Internet Access:

The Internet provides access to accrediting agencies and can provide information about which facilities are accredited, current areas of focus, educational programs offered by the agencies, and publications available to help learn more about the accreditation process and performance improvement.

The Internet addresses are:


Recent Focus by Surveyors

The comprehensive integration of performance improvement (formerly called quality improvement) into all components of a surgery center is reviewed to evaluate the communication among staff, evaluation of all areas of patient care and business operations, and education relevant to the services provided by the facility.

Early or Provisional Survey

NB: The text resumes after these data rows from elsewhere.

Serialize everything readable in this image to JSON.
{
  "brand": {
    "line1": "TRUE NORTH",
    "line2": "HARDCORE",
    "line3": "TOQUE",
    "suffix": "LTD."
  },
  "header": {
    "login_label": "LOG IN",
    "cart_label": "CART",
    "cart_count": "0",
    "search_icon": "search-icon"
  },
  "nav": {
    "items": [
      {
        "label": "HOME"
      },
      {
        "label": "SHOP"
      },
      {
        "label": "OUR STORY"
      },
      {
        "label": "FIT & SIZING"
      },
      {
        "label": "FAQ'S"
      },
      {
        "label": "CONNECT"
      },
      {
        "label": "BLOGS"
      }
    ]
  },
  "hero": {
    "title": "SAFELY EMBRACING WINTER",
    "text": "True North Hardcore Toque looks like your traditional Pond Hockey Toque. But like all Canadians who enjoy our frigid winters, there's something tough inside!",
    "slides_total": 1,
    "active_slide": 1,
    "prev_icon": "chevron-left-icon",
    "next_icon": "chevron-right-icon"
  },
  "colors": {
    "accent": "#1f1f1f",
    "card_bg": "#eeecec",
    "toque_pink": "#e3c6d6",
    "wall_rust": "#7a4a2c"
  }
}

Both AAAHC and JCAHO now provide a choice of an Early or Provisional Survey. You can elect to have an accreditation survey at or near the opening of the facility with a return of the surveyors in six months for a complete survey. It is less expensive to wait for the complete survey to occur at least six months after opening, since the cost of the surveyor’s time and travel for the return visit is an additional expense. However, some insurers will not contract with a provider that is not accredited, so the decision to wait for accreditation may not be right for your market. You can also elect to have the AAAHC or JCAHO provide your Medicare Certification survey at the time of opening, but this requires that the accrediting agency come unannounced. With all the other tasks involved in opening a new center, a surprise visit from an accrediting agency may not the certification method of choice.


HMO market forces

Accreditation has taken on greater importance for ambulatory surgical centers because of the increase in managed care and the competitive provider market. Health Maintenance Organizations (HMOs) must be accredited to continue operations in the State of Florida. And, the HMOs accrediting body, the National Committee on Quality Assurance, requires that HMOs contract with providers who are accredited. Or, the HMOs must develop strong standards and audit the providers for compliance.

Patient Expectations

More patients are aware of accreditation as a measure of compliance to standards. Health care providers as well as payors have stressed to consumers the importance of provider networks composed of accredited providers. And, a major health care provider has advertised its facilities outstanding accreditation survey results. This marketing tool used by some health care providers has forced others to seek accreditation to increase or maintain market share.

Important Accreditation Issues

Although a facility should strive to meet all accreditation standards, there are certain areas that do receive more attention during surveys. Areas currently receiving more attention include:

Age-specific education, policies, procedures and competency evaluations

If you treat all ages of patients in your surgery center, you should have processes specific to age groups. For example, the skin integrity, medication administration and doses, and methods to educate and provide reassurance to the patient differs with the patient’s age. Are employees trained and their performance evaluated based on the age-specific processes in the surgery center?

Analysis of information

Collecting information is not enough. You must interpret the data and make decisions based on the data. Are your quality improvement activities focusing on areas that you know are important? When data indicates there is a lack of consistency in a process, are you making changes and measuring the results of those changes?



Verification of the education and training of all licensed independent practitioners (physicians, podiatrists, chiropractors, C.R.N.A., A.R.N.P.) should include original source verification of their education, training, and experience in performing the same procedures in other facilities. There are different ways to verify credentials: (1) contact the medical schools, residency programs, and hospitals yourself, (2) pay a Credentialing Verification Organization (CVO) to provide documentation of original source verification, or (3) obtain copies of original source verification from an accredited facility (such as an affiliated hospital).